- **Your task**: Your task is to give the records again exactly. Leave each picture out.

[Opening Data records section]

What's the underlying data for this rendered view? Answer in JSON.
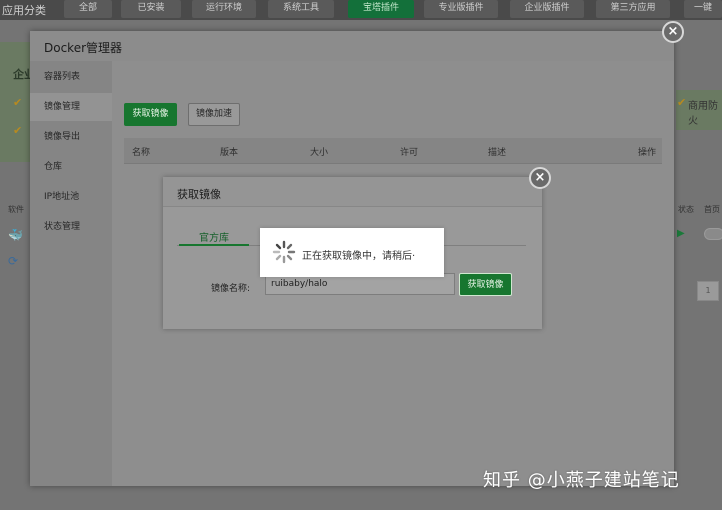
{
  "background": {
    "category_label": "应用分类",
    "tabs": [
      {
        "label": "全部",
        "active": false
      },
      {
        "label": "已安装",
        "active": false
      },
      {
        "label": "运行环境",
        "active": false
      },
      {
        "label": "系统工具",
        "active": false
      },
      {
        "label": "宝塔插件",
        "active": true
      },
      {
        "label": "专业版插件",
        "active": false
      },
      {
        "label": "企业版插件",
        "active": false
      },
      {
        "label": "第三方应用",
        "active": false
      },
      {
        "label": "一键",
        "active": false
      }
    ],
    "enterprise_label": "企业",
    "right_labels": {
      "commercial": "商用防火",
      "status": "状态",
      "home": "首页",
      "page": "1"
    },
    "software_label": "软件"
  },
  "docker_modal": {
    "title": "Docker管理器",
    "sidebar": [
      {
        "label": "容器列表",
        "active": false
      },
      {
        "label": "镜像管理",
        "active": true
      },
      {
        "label": "镜像导出",
        "active": false
      },
      {
        "label": "仓库",
        "active": false
      },
      {
        "label": "IP地址池",
        "active": false
      },
      {
        "label": "状态管理",
        "active": false
      }
    ],
    "buttons": {
      "pull": "获取镜像",
      "accelerate": "镜像加速"
    },
    "table_headers": {
      "name": "名称",
      "version": "版本",
      "size": "大小",
      "license": "许可",
      "description": "描述",
      "action": "操作"
    },
    "close_symbol": "×"
  },
  "pull_modal": {
    "title": "获取镜像",
    "tab": "官方库",
    "field_label": "镜像名称:",
    "field_value": "ruibaby/halo",
    "submit": "获取镜像",
    "close_symbol": "×"
  },
  "loading": {
    "message": "正在获取镜像中，请稍后·"
  },
  "watermark": "知乎 @小燕子建站笔记",
  "colors": {
    "accent_green": "#17762f",
    "overlay": "#6e6e6e"
  }
}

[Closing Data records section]

- **Answer to the exercise**:
What's the underlying data for this rendered view? Answer in JSON.
{
  "background": {
    "category_label": "应用分类",
    "tabs": [
      {
        "label": "全部",
        "active": false
      },
      {
        "label": "已安装",
        "active": false
      },
      {
        "label": "运行环境",
        "active": false
      },
      {
        "label": "系统工具",
        "active": false
      },
      {
        "label": "宝塔插件",
        "active": true
      },
      {
        "label": "专业版插件",
        "active": false
      },
      {
        "label": "企业版插件",
        "active": false
      },
      {
        "label": "第三方应用",
        "active": false
      },
      {
        "label": "一键",
        "active": false
      }
    ],
    "enterprise_label": "企业",
    "right_labels": {
      "commercial": "商用防火",
      "status": "状态",
      "home": "首页",
      "page": "1"
    },
    "software_label": "软件"
  },
  "docker_modal": {
    "title": "Docker管理器",
    "sidebar": [
      {
        "label": "容器列表",
        "active": false
      },
      {
        "label": "镜像管理",
        "active": true
      },
      {
        "label": "镜像导出",
        "active": false
      },
      {
        "label": "仓库",
        "active": false
      },
      {
        "label": "IP地址池",
        "active": false
      },
      {
        "label": "状态管理",
        "active": false
      }
    ],
    "buttons": {
      "pull": "获取镜像",
      "accelerate": "镜像加速"
    },
    "table_headers": {
      "name": "名称",
      "version": "版本",
      "size": "大小",
      "license": "许可",
      "description": "描述",
      "action": "操作"
    },
    "close_symbol": "×"
  },
  "pull_modal": {
    "title": "获取镜像",
    "tab": "官方库",
    "field_label": "镜像名称:",
    "field_value": "ruibaby/halo",
    "submit": "获取镜像",
    "close_symbol": "×"
  },
  "loading": {
    "message": "正在获取镜像中，请稍后·"
  },
  "watermark": "知乎 @小燕子建站笔记",
  "colors": {
    "accent_green": "#17762f",
    "overlay": "#6e6e6e"
  }
}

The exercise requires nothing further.